** WHAT YOU HAVE TO DO **
Each line below must be printed exactly as it stands.

BEGIN DATA RECORDS

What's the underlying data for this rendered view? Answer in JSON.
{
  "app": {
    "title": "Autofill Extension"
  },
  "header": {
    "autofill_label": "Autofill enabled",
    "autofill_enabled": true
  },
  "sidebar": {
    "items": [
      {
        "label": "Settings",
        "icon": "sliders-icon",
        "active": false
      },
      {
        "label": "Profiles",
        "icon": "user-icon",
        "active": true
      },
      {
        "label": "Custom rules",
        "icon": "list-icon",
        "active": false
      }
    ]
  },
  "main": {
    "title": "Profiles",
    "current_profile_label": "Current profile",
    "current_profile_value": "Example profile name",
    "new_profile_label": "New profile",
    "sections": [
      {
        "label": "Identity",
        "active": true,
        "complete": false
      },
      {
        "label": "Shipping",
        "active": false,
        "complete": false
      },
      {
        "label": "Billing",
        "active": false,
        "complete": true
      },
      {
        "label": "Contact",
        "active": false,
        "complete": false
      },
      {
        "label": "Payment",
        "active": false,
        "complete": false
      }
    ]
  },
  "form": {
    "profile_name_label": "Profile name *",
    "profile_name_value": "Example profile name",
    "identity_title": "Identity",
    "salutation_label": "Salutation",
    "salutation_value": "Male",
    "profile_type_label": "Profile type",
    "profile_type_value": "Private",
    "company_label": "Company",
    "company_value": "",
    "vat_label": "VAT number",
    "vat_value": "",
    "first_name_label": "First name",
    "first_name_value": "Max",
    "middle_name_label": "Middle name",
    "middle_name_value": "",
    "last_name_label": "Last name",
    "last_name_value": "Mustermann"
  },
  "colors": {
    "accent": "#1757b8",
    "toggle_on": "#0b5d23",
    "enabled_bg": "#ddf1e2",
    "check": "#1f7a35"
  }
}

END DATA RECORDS

** SOLUTION FOR THIS PROBLEM **
What's the underlying data for this rendered view? Answer in JSON.
{
  "app": {
    "title": "Autofill Extension"
  },
  "header": {
    "autofill_label": "Autofill enabled",
    "autofill_enabled": true
  },
  "sidebar": {
    "items": [
      {
        "label": "Settings",
        "icon": "sliders-icon",
        "active": false
      },
      {
        "label": "Profiles",
        "icon": "user-icon",
        "active": true
      },
      {
        "label": "Custom rules",
        "icon": "list-icon",
        "active": false
      }
    ]
  },
  "main": {
    "title": "Profiles",
    "current_profile_label": "Current profile",
    "current_profile_value": "Example profile name",
    "new_profile_label": "New profile",
    "sections": [
      {
        "label": "Identity",
        "active": true,
        "complete": false
      },
      {
        "label": "Shipping",
        "active": false,
        "complete": false
      },
      {
        "label": "Billing",
        "active": false,
        "complete": true
      },
      {
        "label": "Contact",
        "active": false,
        "complete": false
      },
      {
        "label": "Payment",
        "active": false,
        "complete": false
      }
    ]
  },
  "form": {
    "profile_name_label": "Profile name *",
    "profile_name_value": "Example profile name",
    "identity_title": "Identity",
    "salutation_label": "Salutation",
    "salutation_value": "Male",
    "profile_type_label": "Profile type",
    "profile_type_value": "Private",
    "company_label": "Company",
    "company_value": "",
    "vat_label": "VAT number",
    "vat_value": "",
    "first_name_label": "First name",
    "first_name_value": "Max",
    "middle_name_label": "Middle name",
    "middle_name_value": "",
    "last_name_label": "Last name",
    "last_name_value": "Mustermann"
  },
  "colors": {
    "accent": "#1757b8",
    "toggle_on": "#0b5d23",
    "enabled_bg": "#ddf1e2",
    "check": "#1f7a35"
  }
}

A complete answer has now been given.